It's doubtful that the health ministry's latest plan to protect people from the hazards of secondhand smoke will have its intended effect. The plan — which will form the basis of a bill the government intends to propose as early as March — takes a big step back from the ministry's original initiative to ban indoor smoking in all public spaces.
The apparent concession to the tobacco lobby within the ruling Liberal Democratic Party is likely intended to get the measure implemented in time for the 2020 Summer Olympic and Paralympic Games in Tokyo. But the ministry should reconsider whether the planned steps will indeed have any meaningful impact against secondhand smoking, which is estimated to cause 15,000 deaths each year.
A 2005 World Health Organization framework convention on tobacco regulations, in which some 180 nations, including Japan, took part, calls for prohibiting indoor smoking in public spaces such as hospitals, schools, government buildings, workplaces, restaurants and bars, and public transportation.
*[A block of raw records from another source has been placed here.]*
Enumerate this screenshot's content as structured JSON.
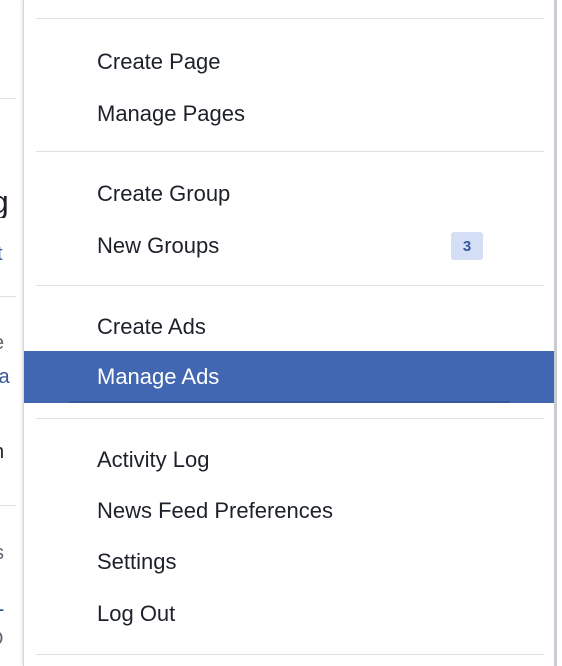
{
  "background_fragments": [
    {
      "text": "g",
      "style": "bold"
    },
    {
      "text": "st",
      "style": "link"
    },
    {
      "text": "e",
      "style": "muted"
    },
    {
      "text": "la",
      "style": "link"
    },
    {
      "text": "n",
      "style": "normal"
    },
    {
      "text": "s",
      "style": "muted"
    },
    {
      "text": "-",
      "style": "link"
    },
    {
      "text": "D",
      "style": "muted"
    }
  ],
  "menu": {
    "groups": [
      {
        "items": [
          {
            "label": "Create Page"
          },
          {
            "label": "Manage Pages"
          }
        ]
      },
      {
        "items": [
          {
            "label": "Create Group"
          },
          {
            "label": "New Groups",
            "badge": "3"
          }
        ]
      },
      {
        "items": [
          {
            "label": "Create Ads"
          },
          {
            "label": "Manage Ads",
            "active": true
          }
        ]
      },
      {
        "items": [
          {
            "label": "Activity Log"
          },
          {
            "label": "News Feed Preferences"
          },
          {
            "label": "Settings"
          },
          {
            "label": "Log Out"
          }
        ]
      }
    ]
  },
  "colors": {
    "active_bg": "#4267b2",
    "badge_bg": "#d4dff5",
    "badge_text": "#365899",
    "text": "#1d2129",
    "separator": "#dddfe2"
  }
}
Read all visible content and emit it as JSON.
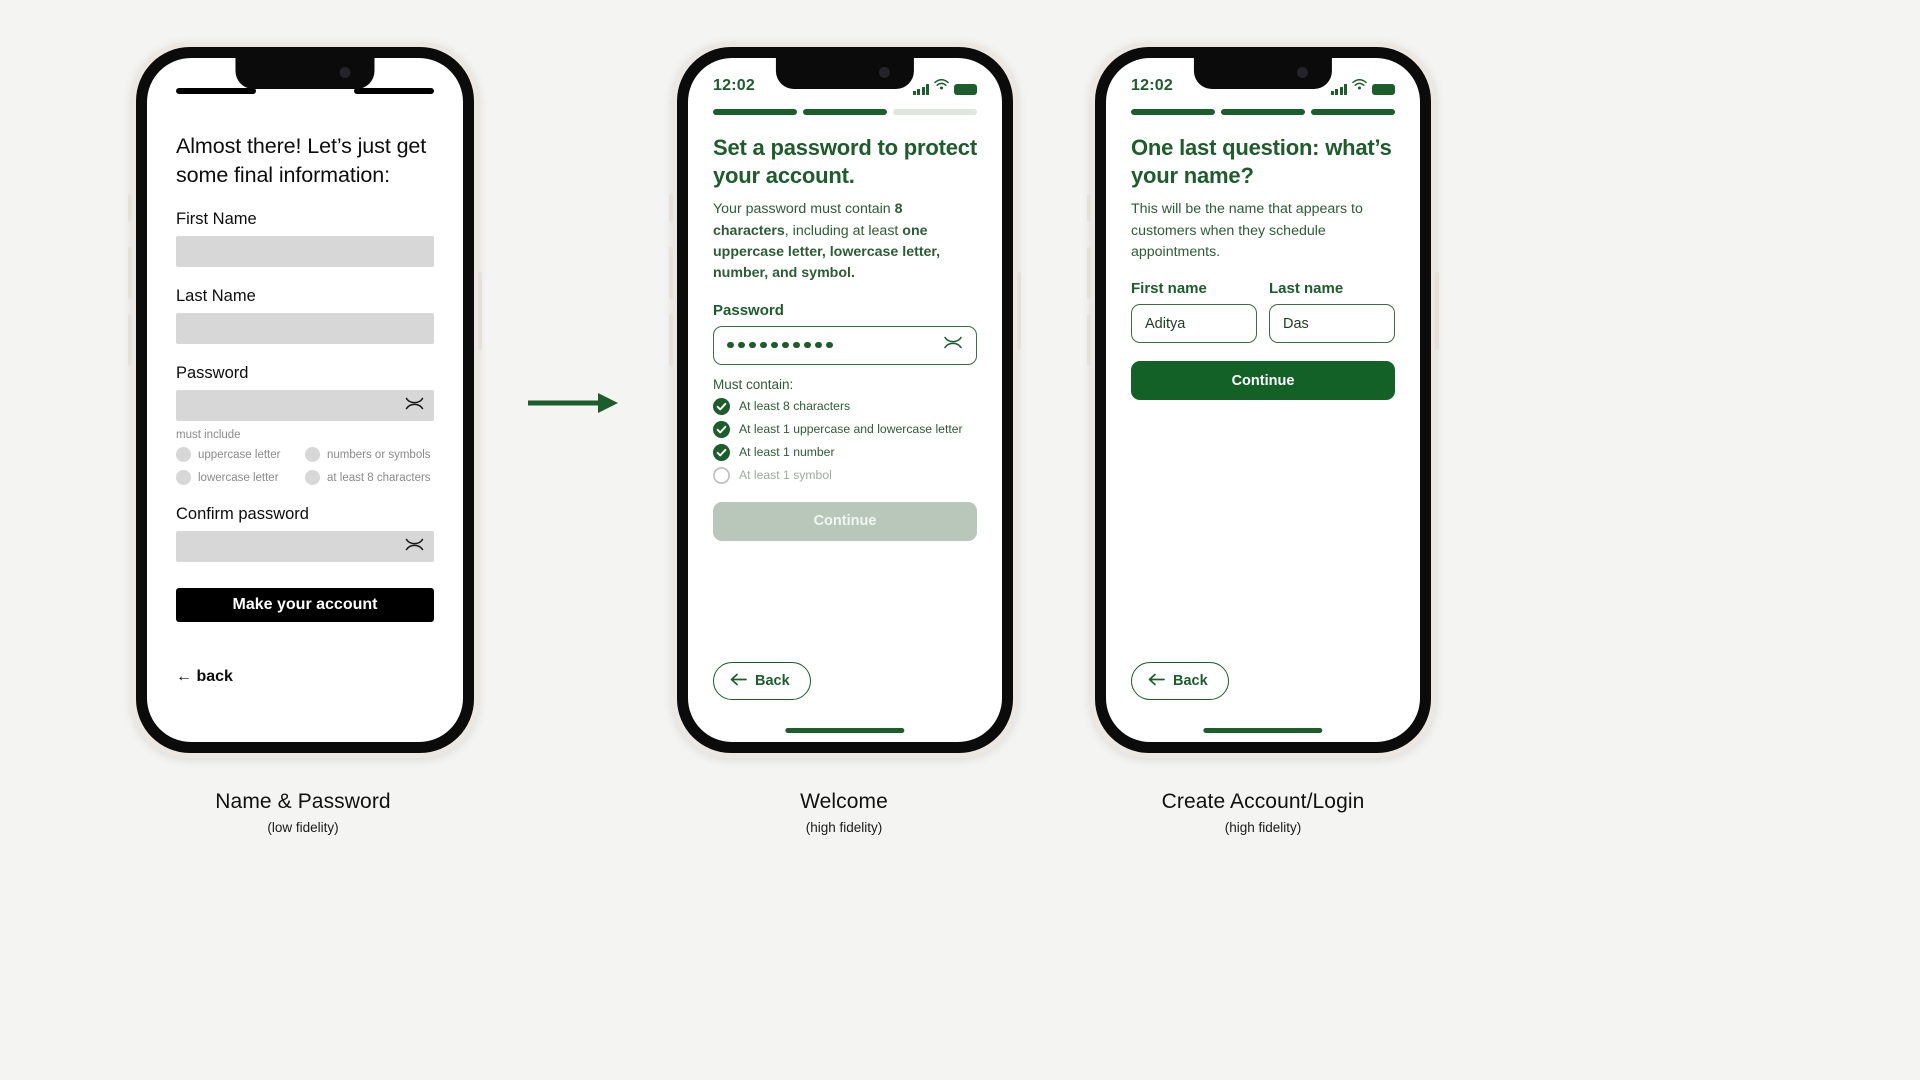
{
  "theme": {
    "green": "#1d5c2b",
    "green_dark": "#174a23",
    "page_bg": "#f4f4f2",
    "lofi_gray": "#d7d7d7",
    "lofi_text_gray": "#8a8a8a",
    "disabled_btn": "#b8c7ba"
  },
  "screens": [
    {
      "id": "name-password",
      "fidelity": "(low fidelity)",
      "caption": "Name & Password",
      "heading": "Almost there! Let’s just get some final information:",
      "fields": [
        {
          "label": "First Name",
          "value": ""
        },
        {
          "label": "Last Name",
          "value": ""
        },
        {
          "label": "Password",
          "value": ""
        },
        {
          "label": "Confirm password",
          "value": ""
        }
      ],
      "must_include_label": "must include",
      "requirements": [
        "uppercase letter",
        "numbers or symbols",
        "lowercase letter",
        "at least 8 characters"
      ],
      "cta": "Make your account",
      "back": "← back"
    },
    {
      "id": "welcome",
      "fidelity": "(high fidelity)",
      "caption": "Welcome",
      "status": {
        "time": "12:02"
      },
      "progress": {
        "total": 3,
        "filled": 2
      },
      "heading": "Set a password to protect your account.",
      "body_parts": [
        {
          "text": "Your password must contain ",
          "bold": false
        },
        {
          "text": "8 characters",
          "bold": true
        },
        {
          "text": ", including at least ",
          "bold": false
        },
        {
          "text": "one uppercase letter, lowercase letter, number, and symbol.",
          "bold": true
        }
      ],
      "password_label": "Password",
      "password_dots": 10,
      "must_contain_label": "Must contain:",
      "checks": [
        {
          "label": "At least 8 characters",
          "done": true
        },
        {
          "label": "At least 1 uppercase and lowercase letter",
          "done": true
        },
        {
          "label": "At least 1 number",
          "done": true
        },
        {
          "label": "At least 1 symbol",
          "done": false
        }
      ],
      "cta": "Continue",
      "cta_enabled": false,
      "back": "Back"
    },
    {
      "id": "create-account-login",
      "fidelity": "(high fidelity)",
      "caption": "Create Account/Login",
      "status": {
        "time": "12:02"
      },
      "progress": {
        "total": 3,
        "filled": 3
      },
      "heading": "One last question: what’s your name?",
      "body": "This will be the name that appears to customers when they schedule appointments.",
      "fields": [
        {
          "label": "First name",
          "value": "Aditya"
        },
        {
          "label": "Last name",
          "value": "Das"
        }
      ],
      "cta": "Continue",
      "cta_enabled": true,
      "back": "Back"
    }
  ]
}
As of last year, 55 countries had introduced a total ban on indoor smoking in such places, but Japan has so far lacked any such regulation.